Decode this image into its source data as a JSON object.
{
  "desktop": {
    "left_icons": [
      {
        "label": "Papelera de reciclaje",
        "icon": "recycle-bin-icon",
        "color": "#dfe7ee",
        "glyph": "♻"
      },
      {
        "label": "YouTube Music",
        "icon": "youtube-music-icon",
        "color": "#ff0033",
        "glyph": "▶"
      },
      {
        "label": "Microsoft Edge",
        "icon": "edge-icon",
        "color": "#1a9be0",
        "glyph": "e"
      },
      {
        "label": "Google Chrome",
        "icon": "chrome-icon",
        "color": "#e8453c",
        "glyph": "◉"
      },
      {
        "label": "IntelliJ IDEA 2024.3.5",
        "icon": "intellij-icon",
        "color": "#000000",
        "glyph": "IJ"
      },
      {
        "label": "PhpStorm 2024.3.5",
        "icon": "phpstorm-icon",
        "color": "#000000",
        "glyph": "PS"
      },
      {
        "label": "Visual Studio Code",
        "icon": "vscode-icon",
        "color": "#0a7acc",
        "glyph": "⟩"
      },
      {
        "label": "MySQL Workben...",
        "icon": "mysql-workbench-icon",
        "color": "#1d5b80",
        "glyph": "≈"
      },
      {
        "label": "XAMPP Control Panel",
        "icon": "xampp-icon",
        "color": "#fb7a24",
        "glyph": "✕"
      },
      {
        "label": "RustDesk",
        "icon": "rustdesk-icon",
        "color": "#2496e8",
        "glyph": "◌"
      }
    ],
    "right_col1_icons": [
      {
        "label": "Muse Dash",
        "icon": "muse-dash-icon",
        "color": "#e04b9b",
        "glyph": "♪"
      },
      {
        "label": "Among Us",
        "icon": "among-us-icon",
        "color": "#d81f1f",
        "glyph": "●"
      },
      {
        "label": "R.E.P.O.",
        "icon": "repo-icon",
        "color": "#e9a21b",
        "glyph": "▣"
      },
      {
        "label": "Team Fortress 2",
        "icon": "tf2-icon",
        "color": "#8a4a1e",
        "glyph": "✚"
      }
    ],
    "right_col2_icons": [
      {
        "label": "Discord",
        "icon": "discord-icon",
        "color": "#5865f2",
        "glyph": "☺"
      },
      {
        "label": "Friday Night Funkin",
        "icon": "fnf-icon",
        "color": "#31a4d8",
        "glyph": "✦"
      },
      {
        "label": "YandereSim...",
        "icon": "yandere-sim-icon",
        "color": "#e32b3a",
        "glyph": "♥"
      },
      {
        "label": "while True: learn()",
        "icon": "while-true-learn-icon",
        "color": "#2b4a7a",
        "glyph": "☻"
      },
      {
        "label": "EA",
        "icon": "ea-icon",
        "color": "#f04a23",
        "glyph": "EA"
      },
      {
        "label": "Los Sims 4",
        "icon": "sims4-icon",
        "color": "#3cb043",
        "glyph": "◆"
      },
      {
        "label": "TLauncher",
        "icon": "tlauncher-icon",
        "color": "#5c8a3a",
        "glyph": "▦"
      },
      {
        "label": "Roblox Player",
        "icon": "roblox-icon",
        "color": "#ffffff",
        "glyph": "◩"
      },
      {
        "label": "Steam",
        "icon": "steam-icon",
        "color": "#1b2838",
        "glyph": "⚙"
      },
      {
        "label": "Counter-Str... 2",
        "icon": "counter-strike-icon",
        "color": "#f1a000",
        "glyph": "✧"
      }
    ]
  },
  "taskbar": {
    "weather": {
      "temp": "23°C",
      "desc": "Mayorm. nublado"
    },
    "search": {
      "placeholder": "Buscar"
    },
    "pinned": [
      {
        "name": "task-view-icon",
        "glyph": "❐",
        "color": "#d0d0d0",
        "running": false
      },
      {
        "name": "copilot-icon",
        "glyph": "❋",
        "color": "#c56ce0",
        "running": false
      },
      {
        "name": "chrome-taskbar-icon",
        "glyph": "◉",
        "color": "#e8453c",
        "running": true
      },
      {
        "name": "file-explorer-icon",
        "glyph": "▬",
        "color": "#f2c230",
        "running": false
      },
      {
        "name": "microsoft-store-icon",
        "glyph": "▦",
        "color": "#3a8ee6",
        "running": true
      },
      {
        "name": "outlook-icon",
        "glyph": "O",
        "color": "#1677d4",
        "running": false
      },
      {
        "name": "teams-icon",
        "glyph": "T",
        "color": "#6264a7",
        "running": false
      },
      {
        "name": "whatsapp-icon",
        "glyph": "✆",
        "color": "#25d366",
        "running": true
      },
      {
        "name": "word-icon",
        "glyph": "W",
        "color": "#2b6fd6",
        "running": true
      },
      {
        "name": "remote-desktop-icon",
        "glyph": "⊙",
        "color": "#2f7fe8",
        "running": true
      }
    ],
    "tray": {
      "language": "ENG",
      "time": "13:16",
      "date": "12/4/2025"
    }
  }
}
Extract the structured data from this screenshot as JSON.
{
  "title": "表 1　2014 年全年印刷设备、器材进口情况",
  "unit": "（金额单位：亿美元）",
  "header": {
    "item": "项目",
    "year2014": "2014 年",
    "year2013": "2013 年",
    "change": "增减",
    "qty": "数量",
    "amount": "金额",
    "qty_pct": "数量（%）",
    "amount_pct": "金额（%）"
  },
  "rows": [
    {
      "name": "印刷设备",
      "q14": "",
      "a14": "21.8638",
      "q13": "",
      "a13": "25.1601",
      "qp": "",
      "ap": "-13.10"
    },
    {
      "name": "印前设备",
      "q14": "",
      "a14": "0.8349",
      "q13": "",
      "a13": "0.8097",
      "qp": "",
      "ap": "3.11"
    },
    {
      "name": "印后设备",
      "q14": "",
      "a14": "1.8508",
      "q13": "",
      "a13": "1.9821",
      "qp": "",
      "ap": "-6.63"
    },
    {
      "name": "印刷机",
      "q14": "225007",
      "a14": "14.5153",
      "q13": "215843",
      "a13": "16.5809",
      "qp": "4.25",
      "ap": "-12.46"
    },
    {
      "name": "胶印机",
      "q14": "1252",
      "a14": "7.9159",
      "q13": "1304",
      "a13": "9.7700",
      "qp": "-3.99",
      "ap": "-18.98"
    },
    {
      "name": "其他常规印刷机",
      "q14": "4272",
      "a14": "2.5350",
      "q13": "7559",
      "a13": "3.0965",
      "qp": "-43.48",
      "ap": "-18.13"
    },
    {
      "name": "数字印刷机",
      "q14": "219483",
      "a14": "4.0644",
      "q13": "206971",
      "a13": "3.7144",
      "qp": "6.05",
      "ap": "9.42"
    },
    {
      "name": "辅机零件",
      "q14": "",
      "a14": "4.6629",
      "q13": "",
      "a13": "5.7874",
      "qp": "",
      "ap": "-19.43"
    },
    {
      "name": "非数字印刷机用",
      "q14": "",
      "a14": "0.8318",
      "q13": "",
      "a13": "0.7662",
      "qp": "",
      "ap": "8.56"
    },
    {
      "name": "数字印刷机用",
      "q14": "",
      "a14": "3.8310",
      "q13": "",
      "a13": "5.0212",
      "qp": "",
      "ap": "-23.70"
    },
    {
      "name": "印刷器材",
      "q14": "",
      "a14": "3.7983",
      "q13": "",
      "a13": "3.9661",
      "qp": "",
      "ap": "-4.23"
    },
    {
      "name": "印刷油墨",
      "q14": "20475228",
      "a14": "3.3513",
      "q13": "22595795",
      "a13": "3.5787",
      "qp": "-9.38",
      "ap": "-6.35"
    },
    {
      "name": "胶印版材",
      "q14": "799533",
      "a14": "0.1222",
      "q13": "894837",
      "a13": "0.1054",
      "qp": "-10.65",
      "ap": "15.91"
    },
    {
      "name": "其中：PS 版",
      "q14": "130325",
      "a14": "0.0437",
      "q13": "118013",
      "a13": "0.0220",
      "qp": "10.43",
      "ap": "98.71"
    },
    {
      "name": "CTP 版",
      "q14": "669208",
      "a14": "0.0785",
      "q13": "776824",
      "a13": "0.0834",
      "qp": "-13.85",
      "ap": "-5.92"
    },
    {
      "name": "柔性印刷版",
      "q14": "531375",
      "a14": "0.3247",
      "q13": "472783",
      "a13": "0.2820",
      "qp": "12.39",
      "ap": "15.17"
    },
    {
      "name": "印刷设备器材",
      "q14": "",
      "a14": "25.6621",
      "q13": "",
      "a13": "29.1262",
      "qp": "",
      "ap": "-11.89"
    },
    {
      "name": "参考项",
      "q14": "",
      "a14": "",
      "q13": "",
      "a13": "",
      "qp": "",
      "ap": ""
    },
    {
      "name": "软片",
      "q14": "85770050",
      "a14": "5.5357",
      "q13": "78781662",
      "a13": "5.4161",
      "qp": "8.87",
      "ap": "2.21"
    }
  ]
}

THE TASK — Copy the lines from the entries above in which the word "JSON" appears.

ANSWER TO THIS PROBLEM —
Decode this image into its source data as a JSON object.
Extract the structured data from this screenshot as JSON.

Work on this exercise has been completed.